#### [WHAT YOU ARE ASKED TO DO]
For the word "Servers", return each line of the data in which it occurs.

(Records drawn from a dataset)
┄┄┄┄┄┄

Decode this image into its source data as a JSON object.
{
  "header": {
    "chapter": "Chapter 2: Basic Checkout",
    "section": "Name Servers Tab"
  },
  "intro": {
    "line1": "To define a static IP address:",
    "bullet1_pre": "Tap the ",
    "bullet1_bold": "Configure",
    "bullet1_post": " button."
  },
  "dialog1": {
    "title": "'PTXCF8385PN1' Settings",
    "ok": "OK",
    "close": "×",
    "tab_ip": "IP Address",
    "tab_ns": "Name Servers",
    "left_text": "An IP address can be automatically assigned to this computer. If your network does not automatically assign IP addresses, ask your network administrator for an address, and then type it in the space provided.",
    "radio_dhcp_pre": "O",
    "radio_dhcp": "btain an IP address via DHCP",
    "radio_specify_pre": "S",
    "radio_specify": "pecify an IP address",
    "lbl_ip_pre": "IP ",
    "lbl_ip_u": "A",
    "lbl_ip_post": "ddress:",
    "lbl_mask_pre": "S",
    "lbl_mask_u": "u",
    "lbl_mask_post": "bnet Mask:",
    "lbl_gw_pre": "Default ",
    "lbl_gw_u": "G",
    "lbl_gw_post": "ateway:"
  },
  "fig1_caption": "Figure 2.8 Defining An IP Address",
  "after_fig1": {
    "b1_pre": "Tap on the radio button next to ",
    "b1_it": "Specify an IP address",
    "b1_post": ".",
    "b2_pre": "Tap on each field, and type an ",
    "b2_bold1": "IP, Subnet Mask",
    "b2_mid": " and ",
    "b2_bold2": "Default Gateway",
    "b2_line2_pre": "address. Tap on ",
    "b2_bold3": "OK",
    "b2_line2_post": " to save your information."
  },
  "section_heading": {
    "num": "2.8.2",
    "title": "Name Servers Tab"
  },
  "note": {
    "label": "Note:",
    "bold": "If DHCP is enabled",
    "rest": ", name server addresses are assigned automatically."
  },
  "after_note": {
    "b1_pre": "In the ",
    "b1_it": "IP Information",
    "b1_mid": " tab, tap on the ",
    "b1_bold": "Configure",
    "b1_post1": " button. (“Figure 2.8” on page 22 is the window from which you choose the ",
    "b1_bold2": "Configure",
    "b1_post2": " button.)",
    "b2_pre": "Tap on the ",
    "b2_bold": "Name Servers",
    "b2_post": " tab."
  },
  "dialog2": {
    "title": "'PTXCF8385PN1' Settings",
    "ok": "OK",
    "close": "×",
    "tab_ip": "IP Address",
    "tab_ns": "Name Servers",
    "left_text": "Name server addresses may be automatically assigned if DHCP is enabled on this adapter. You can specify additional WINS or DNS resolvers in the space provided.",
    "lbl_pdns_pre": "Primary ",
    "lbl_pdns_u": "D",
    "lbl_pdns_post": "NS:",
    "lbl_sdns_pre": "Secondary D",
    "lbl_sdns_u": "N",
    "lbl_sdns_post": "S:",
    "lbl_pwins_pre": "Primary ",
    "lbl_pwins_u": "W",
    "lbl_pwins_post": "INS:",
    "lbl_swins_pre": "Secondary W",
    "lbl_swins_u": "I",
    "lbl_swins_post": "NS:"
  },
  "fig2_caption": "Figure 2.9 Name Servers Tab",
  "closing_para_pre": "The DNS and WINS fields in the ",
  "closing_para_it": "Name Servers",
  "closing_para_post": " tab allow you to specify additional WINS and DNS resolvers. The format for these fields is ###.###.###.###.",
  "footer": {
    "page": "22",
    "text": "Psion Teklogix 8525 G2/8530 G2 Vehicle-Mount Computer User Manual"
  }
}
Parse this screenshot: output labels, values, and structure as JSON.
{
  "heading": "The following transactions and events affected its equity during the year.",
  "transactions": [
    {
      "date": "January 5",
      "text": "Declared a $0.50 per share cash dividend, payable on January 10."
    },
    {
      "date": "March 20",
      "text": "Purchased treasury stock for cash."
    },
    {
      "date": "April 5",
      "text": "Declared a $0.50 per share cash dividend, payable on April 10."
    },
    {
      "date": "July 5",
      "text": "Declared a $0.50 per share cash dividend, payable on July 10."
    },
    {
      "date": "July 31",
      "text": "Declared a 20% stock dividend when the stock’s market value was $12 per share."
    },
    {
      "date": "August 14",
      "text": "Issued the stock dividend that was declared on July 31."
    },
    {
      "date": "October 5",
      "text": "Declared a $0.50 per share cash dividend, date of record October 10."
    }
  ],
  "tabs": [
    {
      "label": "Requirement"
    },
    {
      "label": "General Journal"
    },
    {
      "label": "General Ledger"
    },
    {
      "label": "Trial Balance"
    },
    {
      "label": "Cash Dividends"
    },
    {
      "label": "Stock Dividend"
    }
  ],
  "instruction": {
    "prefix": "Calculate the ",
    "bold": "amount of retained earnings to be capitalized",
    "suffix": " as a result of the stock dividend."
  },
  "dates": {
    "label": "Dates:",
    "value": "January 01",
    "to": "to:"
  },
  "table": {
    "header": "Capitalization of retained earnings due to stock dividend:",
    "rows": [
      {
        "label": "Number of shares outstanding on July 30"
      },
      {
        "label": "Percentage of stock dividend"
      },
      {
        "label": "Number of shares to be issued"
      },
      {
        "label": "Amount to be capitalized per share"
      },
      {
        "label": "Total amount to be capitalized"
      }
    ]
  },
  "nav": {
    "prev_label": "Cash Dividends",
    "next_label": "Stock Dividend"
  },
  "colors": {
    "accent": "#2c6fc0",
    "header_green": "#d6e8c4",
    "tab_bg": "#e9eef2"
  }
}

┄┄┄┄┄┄

#### [RESPONSE BELOW]
    "section": "Name Servers Tab"
    "tab_ns": "Name Servers",
    "title": "Name Servers Tab"
    "b2_bold": "Name Servers",
    "tab_ns": "Name Servers",
  "fig2_caption": "Figure 2.9 Name Servers Tab",
  "closing_para_it": "Name Servers",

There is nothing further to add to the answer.